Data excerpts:
=-=-=

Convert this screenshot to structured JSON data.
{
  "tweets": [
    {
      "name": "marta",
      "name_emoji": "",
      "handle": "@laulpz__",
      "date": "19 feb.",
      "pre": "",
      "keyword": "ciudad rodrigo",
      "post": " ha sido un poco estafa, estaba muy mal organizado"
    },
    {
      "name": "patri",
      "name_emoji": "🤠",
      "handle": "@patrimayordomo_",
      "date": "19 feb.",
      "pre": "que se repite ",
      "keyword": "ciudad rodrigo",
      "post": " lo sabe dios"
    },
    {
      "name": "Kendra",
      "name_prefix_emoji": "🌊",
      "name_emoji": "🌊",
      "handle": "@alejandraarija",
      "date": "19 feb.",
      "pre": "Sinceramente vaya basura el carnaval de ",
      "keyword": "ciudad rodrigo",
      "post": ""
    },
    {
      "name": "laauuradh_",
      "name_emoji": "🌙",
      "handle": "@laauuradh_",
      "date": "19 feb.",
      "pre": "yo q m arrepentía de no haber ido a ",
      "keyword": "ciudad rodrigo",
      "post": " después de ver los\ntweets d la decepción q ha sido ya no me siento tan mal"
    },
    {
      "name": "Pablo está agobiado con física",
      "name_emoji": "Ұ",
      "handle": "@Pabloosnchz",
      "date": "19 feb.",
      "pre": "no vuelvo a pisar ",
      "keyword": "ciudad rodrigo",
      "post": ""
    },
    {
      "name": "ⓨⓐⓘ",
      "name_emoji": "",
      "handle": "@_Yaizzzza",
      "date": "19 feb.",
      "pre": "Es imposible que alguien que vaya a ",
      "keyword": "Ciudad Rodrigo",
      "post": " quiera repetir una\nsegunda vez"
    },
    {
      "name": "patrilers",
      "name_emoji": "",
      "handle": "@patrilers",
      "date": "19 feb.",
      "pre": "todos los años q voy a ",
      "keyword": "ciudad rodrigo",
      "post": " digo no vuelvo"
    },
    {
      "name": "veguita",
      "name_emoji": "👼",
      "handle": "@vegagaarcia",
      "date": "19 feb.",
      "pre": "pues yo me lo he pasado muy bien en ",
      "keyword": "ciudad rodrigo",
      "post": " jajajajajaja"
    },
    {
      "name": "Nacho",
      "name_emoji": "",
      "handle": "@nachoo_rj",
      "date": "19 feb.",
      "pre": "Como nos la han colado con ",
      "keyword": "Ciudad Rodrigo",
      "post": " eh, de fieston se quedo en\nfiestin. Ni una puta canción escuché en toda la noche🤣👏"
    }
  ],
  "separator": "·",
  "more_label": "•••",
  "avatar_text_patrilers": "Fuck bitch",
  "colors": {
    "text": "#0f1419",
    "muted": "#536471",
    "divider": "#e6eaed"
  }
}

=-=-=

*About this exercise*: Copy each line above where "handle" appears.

*Result for this task*:
      "handle": "@laulpz__",
      "handle": "@patrimayordomo_",
      "handle": "@alejandraarija",
      "handle": "@laauuradh_",
      "handle": "@Pabloosnchz",
      "handle": "@_Yaizzzza",
      "handle": "@patrilers",
      "handle": "@vegagaarcia",
      "handle": "@nachoo_rj",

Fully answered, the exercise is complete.